→ ASSIGNMENT:
Nothing but a number should be given: how many lines in the entries below include the string "python".

Items from an interface collection
──────────────────────────────
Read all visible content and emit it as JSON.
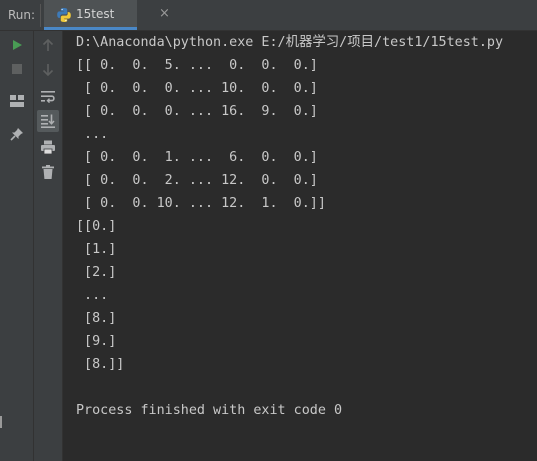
{
  "toolbar": {
    "run_label": "Run:",
    "tab_title": "15test",
    "tab_icon": "python-icon",
    "tab_close": "×"
  },
  "side_tools": {
    "outer": [
      "play-icon",
      "stop-icon",
      "layout-icon",
      "pin-icon"
    ],
    "inner": [
      "up-arrow-icon",
      "down-arrow-icon",
      "soft-wrap-icon",
      "scroll-to-end-icon",
      "print-icon",
      "trash-icon"
    ]
  },
  "console": {
    "lines": [
      "D:\\Anaconda\\python.exe E:/机器学习/项目/test1/15test.py",
      "[[ 0.  0.  5. ...  0.  0.  0.]",
      " [ 0.  0.  0. ... 10.  0.  0.]",
      " [ 0.  0.  0. ... 16.  9.  0.]",
      " ...",
      " [ 0.  0.  1. ...  6.  0.  0.]",
      " [ 0.  0.  2. ... 12.  0.  0.]",
      " [ 0.  0. 10. ... 12.  1.  0.]]",
      "[[0.]",
      " [1.]",
      " [2.]",
      " ...",
      " [8.]",
      " [9.]",
      " [8.]]",
      "",
      "Process finished with exit code 0"
    ]
  },
  "colors": {
    "background": "#2b2b2b",
    "panel": "#3c3f41",
    "text": "#c8c8c8",
    "run_green": "#499c54",
    "accent": "#4a88c7"
  }
}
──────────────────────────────
→ EXERCISE OUTPUT:
2